Two components of environmental health have changed drastically over the past two decades, since the high profile Love Canal disaster (of the late 1970’s and early 1980’s). First, environmental contamination has become more diffuse; no longer do a small number of toxins emit from a well defined area such as a landfill site. More importantly, environmental health has surpassed the 25% mark in its share of the global disease burden. At least one in four diseases at a global level is caused, in major part, by a man-made source of contamination.
Traditional paradigms of sensing technology and sensing systems design follow the traditional expectation for environmental contamination. Sensors are typically developed to detect single or small numbers of analytes or molecules, with high specificity and low detection thresholds, in known locations of relatively small area. Because of signal path overhead, sampling requirements, and other support components of system design, sensors relevant to environmental health remain relatively inaccessible to a broad range of users. In order to empower communities to resolve environmental health problems of local and relevant concern (to the community), both the constraints of these systems (cost, size, portability) and the paradigms of sensing must change. This talk addresses essential elements involved in achieving these changes and offers a framework by which sensing technologies can be adapted into novel systems to address contemporary environmental health threats. Examples related to assessing health risk due to arsenic contamination (in soil and water), pollutants in indoor air (synergistic reactions of air fresheners in urban environments), and water quality (biological pathogen pre-screening) are discussed in the context of these frameworks.
Denise Wilson is an Associate Professor in Electrical Engineering and holds an adjunct appointment in Civil and Environmental Engineering at the University of Washington.

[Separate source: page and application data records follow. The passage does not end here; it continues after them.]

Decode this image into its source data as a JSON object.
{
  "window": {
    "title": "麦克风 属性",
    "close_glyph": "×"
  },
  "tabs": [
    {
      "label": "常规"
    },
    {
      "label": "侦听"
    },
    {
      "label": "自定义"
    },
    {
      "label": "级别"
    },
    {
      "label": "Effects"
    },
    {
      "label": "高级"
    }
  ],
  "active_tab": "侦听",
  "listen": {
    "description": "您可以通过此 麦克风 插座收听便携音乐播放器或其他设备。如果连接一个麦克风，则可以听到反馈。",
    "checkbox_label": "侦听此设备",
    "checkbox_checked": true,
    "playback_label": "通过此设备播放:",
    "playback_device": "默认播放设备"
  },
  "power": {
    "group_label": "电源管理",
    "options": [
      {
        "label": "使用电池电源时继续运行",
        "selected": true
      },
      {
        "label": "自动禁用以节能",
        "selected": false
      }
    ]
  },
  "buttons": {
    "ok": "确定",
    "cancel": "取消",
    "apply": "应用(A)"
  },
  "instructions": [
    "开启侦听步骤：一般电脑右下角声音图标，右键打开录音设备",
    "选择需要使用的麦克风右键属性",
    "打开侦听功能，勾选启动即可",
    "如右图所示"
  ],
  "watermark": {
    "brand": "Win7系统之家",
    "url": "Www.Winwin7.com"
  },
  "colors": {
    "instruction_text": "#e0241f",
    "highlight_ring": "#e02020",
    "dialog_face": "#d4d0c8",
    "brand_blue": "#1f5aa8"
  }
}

She received her B.S. degree in mechanical engineering from Stanford University and her M.S. and Ph.D. degrees from the Georgia Institute of Technology, both in Electrical Engineering. Prior to beginning her Ph.D., she worked for Applied Materials, a semiconductor capital equipment maker. She also holds an M.Ed. from the University of Washington (2008). Her research interests cover major threads in engineering education as well as (chemical and biological) sensors research which cross-over in her work in community based partnerships and community outreach.